TASK DIRECTIONS: Would you please copy every line below that includes the string "kind"?

INFORMATION SUPPLIED:
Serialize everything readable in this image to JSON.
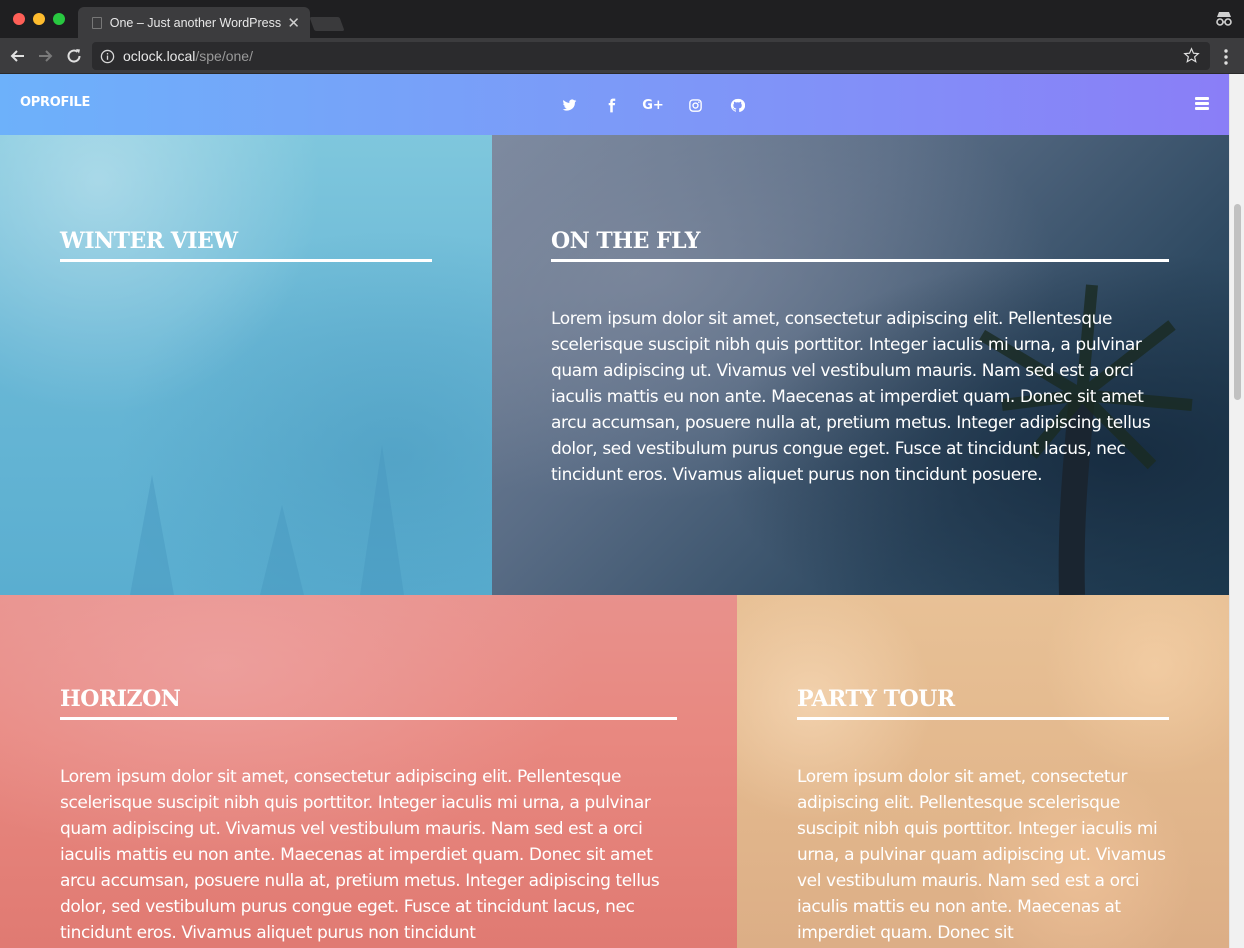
{
  "browser": {
    "tab_title": "One – Just another WordPress site",
    "url_host": "oclock.local",
    "url_path": "/spe/one/"
  },
  "site": {
    "logo": "OPROFILE",
    "socials": [
      {
        "name": "twitter-icon"
      },
      {
        "name": "facebook-icon"
      },
      {
        "name": "google-plus-icon",
        "label": "G+"
      },
      {
        "name": "instagram-icon"
      },
      {
        "name": "github-icon"
      }
    ]
  },
  "panels": {
    "winter": {
      "title": "WINTER VIEW"
    },
    "fly": {
      "title": "ON THE FLY",
      "text": "Lorem ipsum dolor sit amet, consectetur adipiscing elit. Pellentesque scelerisque suscipit nibh quis porttitor. Integer iaculis mi urna, a pulvinar quam adipiscing ut. Vivamus vel vestibulum mauris. Nam sed est a orci iaculis mattis eu non ante. Maecenas at imperdiet quam. Donec sit amet arcu accumsan, posuere nulla at, pretium metus. Integer adipiscing tellus dolor, sed vestibulum purus congue eget. Fusce at tincidunt lacus, nec tincidunt eros. Vivamus aliquet purus non tincidunt posuere."
    },
    "horizon": {
      "title": "HORIZON",
      "text": "Lorem ipsum dolor sit amet, consectetur adipiscing elit. Pellentesque scelerisque suscipit nibh quis porttitor. Integer iaculis mi urna, a pulvinar quam adipiscing ut. Vivamus vel vestibulum mauris. Nam sed est a orci iaculis mattis eu non ante. Maecenas at imperdiet quam. Donec sit amet arcu accumsan, posuere nulla at, pretium metus. Integer adipiscing tellus dolor, sed vestibulum purus congue eget. Fusce at tincidunt lacus, nec tincidunt eros. Vivamus aliquet purus non tincidunt"
    },
    "party": {
      "title": "PARTY TOUR",
      "text": "Lorem ipsum dolor sit amet, consectetur adipiscing elit. Pellentesque scelerisque suscipit nibh quis porttitor. Integer iaculis mi urna, a pulvinar quam adipiscing ut. Vivamus vel vestibulum mauris. Nam sed est a orci iaculis mattis eu non ante. Maecenas at imperdiet quam. Donec sit"
    }
  },
  "colors": {
    "header_gradient_start": "#6db1fa",
    "header_gradient_end": "#8a7ef7",
    "winter": "#6ab8d6",
    "horizon": "#e88880",
    "party": "#e3b88d"
  }
}
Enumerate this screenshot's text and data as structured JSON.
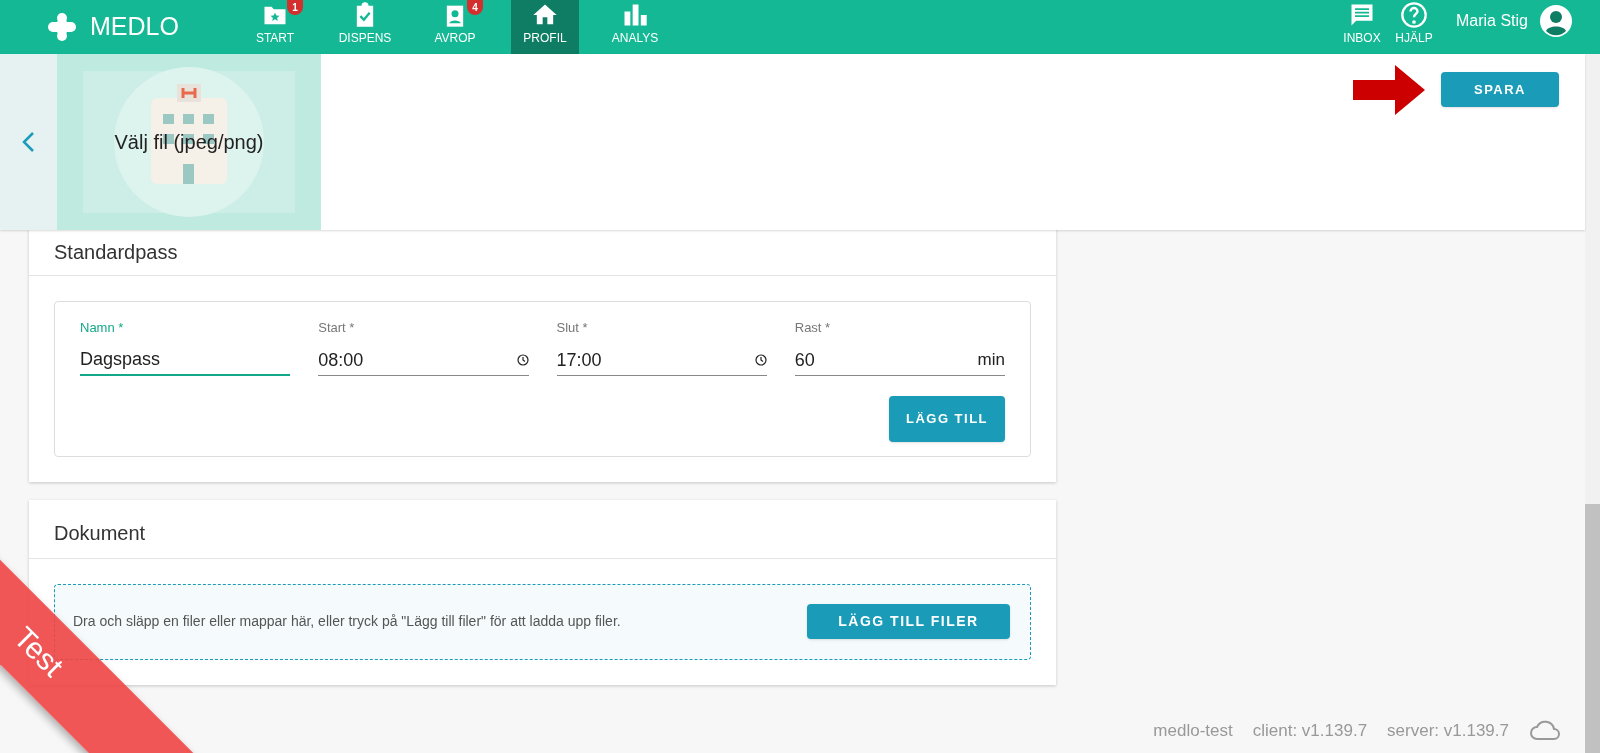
{
  "header": {
    "logo": "MEDLO",
    "nav": [
      {
        "label": "START",
        "badge": "1",
        "selected": false
      },
      {
        "label": "DISPENS",
        "selected": false
      },
      {
        "label": "AVROP",
        "badge": "4",
        "selected": false
      },
      {
        "label": "PROFIL",
        "selected": true
      },
      {
        "label": "ANALYS",
        "selected": false
      }
    ],
    "actions": [
      {
        "label": "INBOX"
      },
      {
        "label": "HJÄLP"
      }
    ],
    "user": "Maria Stig"
  },
  "profile_bar": {
    "image_label": "Välj fil (jpeg/png)",
    "save_button": "SPARA"
  },
  "standardpass": {
    "title": "Standardpass",
    "fields": [
      {
        "kind": "text",
        "label": "Namn *",
        "value": "Dagspass",
        "focused": true
      },
      {
        "kind": "time",
        "label": "Start *",
        "value": "08:00",
        "focused": false
      },
      {
        "kind": "time",
        "label": "Slut *",
        "value": "17:00",
        "focused": false
      },
      {
        "kind": "number",
        "label": "Rast *",
        "value": "60",
        "suffix": "min",
        "focused": false
      }
    ],
    "add_button": "LÄGG TILL"
  },
  "dokument": {
    "title": "Dokument",
    "drop_hint": "Dra och släpp en filer eller mappar här, eller tryck på \"Lägg till filer\" för att ladda upp filer.",
    "add_button": "LÄGG TILL FILER"
  },
  "footer": {
    "items": [
      "medlo-test",
      "client: v1.139.7",
      "server: v1.139.7"
    ]
  },
  "ribbon": "Test"
}
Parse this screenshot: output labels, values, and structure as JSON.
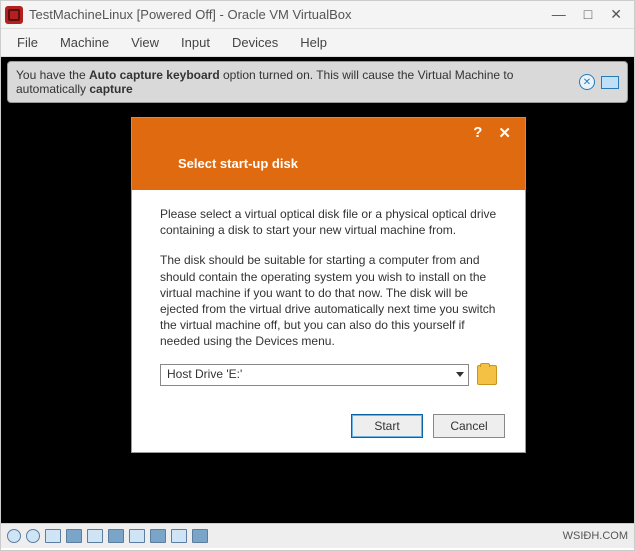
{
  "window": {
    "title": "TestMachineLinux [Powered Off] - Oracle VM VirtualBox",
    "controls": {
      "minimize": "—",
      "maximize": "□",
      "close": "✕"
    }
  },
  "menu": {
    "file": "File",
    "machine": "Machine",
    "view": "View",
    "input": "Input",
    "devices": "Devices",
    "help": "Help"
  },
  "notification": {
    "prefix": "You have the ",
    "bold1": "Auto capture keyboard",
    "mid": " option turned on. This will cause the Virtual Machine to automatically ",
    "bold2": "capture"
  },
  "dialog": {
    "help": "?",
    "close": "✕",
    "title": "Select start-up disk",
    "para1": "Please select a virtual optical disk file or a physical optical drive containing a disk to start your new virtual machine from.",
    "para2": "The disk should be suitable for starting a computer from and should contain the operating system you wish to install on the virtual machine if you want to do that now. The disk will be ejected from the virtual drive automatically next time you switch the virtual machine off, but you can also do this yourself if needed using the Devices menu.",
    "drive_selected": "Host Drive 'E:'",
    "start": "Start",
    "cancel": "Cancel"
  },
  "status": {
    "right_text": "WSIĐH.COM"
  }
}
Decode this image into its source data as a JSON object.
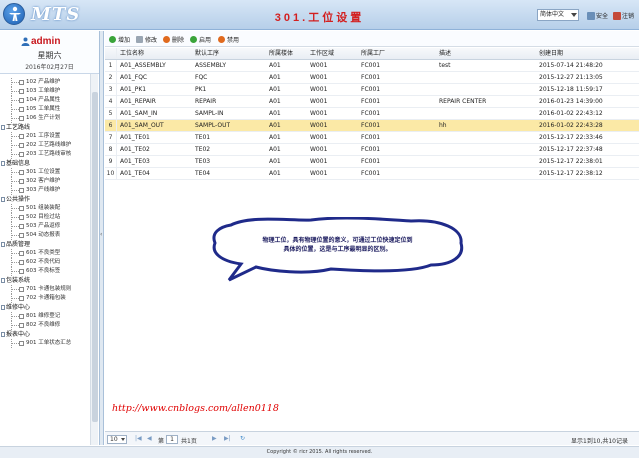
{
  "header": {
    "app_name": "MTS",
    "page_title": "301.工位设置",
    "language": "简体中文",
    "security_label": "安全",
    "logout_label": "注销"
  },
  "sidebar": {
    "user": "admin",
    "weekday": "星期六",
    "date": "2016年02月27日",
    "menu": [
      {
        "type": "item",
        "label": "102 产品维护"
      },
      {
        "type": "item",
        "label": "103 工单维护"
      },
      {
        "type": "item",
        "label": "104 产品属性"
      },
      {
        "type": "item",
        "label": "105 工单属性"
      },
      {
        "type": "item",
        "label": "106 生产计划"
      },
      {
        "type": "group",
        "label": "工艺路线"
      },
      {
        "type": "item",
        "label": "201 工序设置"
      },
      {
        "type": "item",
        "label": "202 工艺路线维护"
      },
      {
        "type": "item",
        "label": "203 工艺路线审核"
      },
      {
        "type": "group",
        "label": "基础信息"
      },
      {
        "type": "item",
        "label": "301 工位设置"
      },
      {
        "type": "item",
        "label": "302 客户维护"
      },
      {
        "type": "item",
        "label": "303 产线维护"
      },
      {
        "type": "group",
        "label": "公共操作"
      },
      {
        "type": "item",
        "label": "501 组装装配"
      },
      {
        "type": "item",
        "label": "502 目检过站"
      },
      {
        "type": "item",
        "label": "503 产品返修"
      },
      {
        "type": "item",
        "label": "504 动态报表"
      },
      {
        "type": "group",
        "label": "品质管理"
      },
      {
        "type": "item",
        "label": "601 不良类型"
      },
      {
        "type": "item",
        "label": "602 不良代码"
      },
      {
        "type": "item",
        "label": "603 不良标签"
      },
      {
        "type": "group",
        "label": "包装系统"
      },
      {
        "type": "item",
        "label": "701 卡通包装规则"
      },
      {
        "type": "item",
        "label": "702 卡通箱包装"
      },
      {
        "type": "group",
        "label": "维修中心"
      },
      {
        "type": "item",
        "label": "801 维修登记"
      },
      {
        "type": "item",
        "label": "802 不良维修"
      },
      {
        "type": "group",
        "label": "报表中心"
      },
      {
        "type": "item",
        "label": "901 工单状态汇总"
      }
    ]
  },
  "toolbar": {
    "add": "增加",
    "edit": "修改",
    "delete": "删除",
    "enable": "启用",
    "disable": "禁用"
  },
  "table": {
    "columns": [
      "工位名称",
      "默认工序",
      "所属楼体",
      "工作区域",
      "所属工厂",
      "描述",
      "创建日期"
    ],
    "rows": [
      [
        "1",
        "A01_ASSEMBLY",
        "ASSEMBLY",
        "A01",
        "W001",
        "FC001",
        "test",
        "2015-07-14 21:48:20"
      ],
      [
        "2",
        "A01_FQC",
        "FQC",
        "A01",
        "W001",
        "FC001",
        "",
        "2015-12-27 21:13:05"
      ],
      [
        "3",
        "A01_PK1",
        "PK1",
        "A01",
        "W001",
        "FC001",
        "",
        "2015-12-18 11:59:17"
      ],
      [
        "4",
        "A01_REPAIR",
        "REPAIR",
        "A01",
        "W001",
        "FC001",
        "REPAIR CENTER",
        "2016-01-23 14:39:00"
      ],
      [
        "5",
        "A01_SAM_IN",
        "SAMPL-IN",
        "A01",
        "W001",
        "FC001",
        "",
        "2016-01-02 22:43:12"
      ],
      [
        "6",
        "A01_SAM_OUT",
        "SAMPL-OUT",
        "A01",
        "W001",
        "FC001",
        "hh",
        "2016-01-02 22:43:28"
      ],
      [
        "7",
        "A01_TE01",
        "TE01",
        "A01",
        "W001",
        "FC001",
        "",
        "2015-12-17 22:33:46"
      ],
      [
        "8",
        "A01_TE02",
        "TE02",
        "A01",
        "W001",
        "FC001",
        "",
        "2015-12-17 22:37:48"
      ],
      [
        "9",
        "A01_TE03",
        "TE03",
        "A01",
        "W001",
        "FC001",
        "",
        "2015-12-17 22:38:01"
      ],
      [
        "10",
        "A01_TE04",
        "TE04",
        "A01",
        "W001",
        "FC001",
        "",
        "2015-12-17 22:38:12"
      ]
    ],
    "selected_row": 5
  },
  "annotation": {
    "line1": "物理工位，具有物理位置的意义，可通过工位快速定位到",
    "line2": "具体的位置，这是与工序最明显的区别。"
  },
  "watermark": "http://www.cnblogs.com/allen0118",
  "pager": {
    "page_size": "10",
    "page_prefix": "第",
    "page_value": "1",
    "page_suffix": "共1页",
    "summary": "显示1到10,共10记录"
  },
  "footer": "Copyright © ricr 2015. All rights reserved.",
  "colors": {
    "title_red": "#d31f1f",
    "selected_row": "#fbe9a6",
    "header_blue": "#b6cfe9"
  }
}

REPLY:
        "kind": "text",
        "kind": "time",
        "kind": "time",
        "kind": "number",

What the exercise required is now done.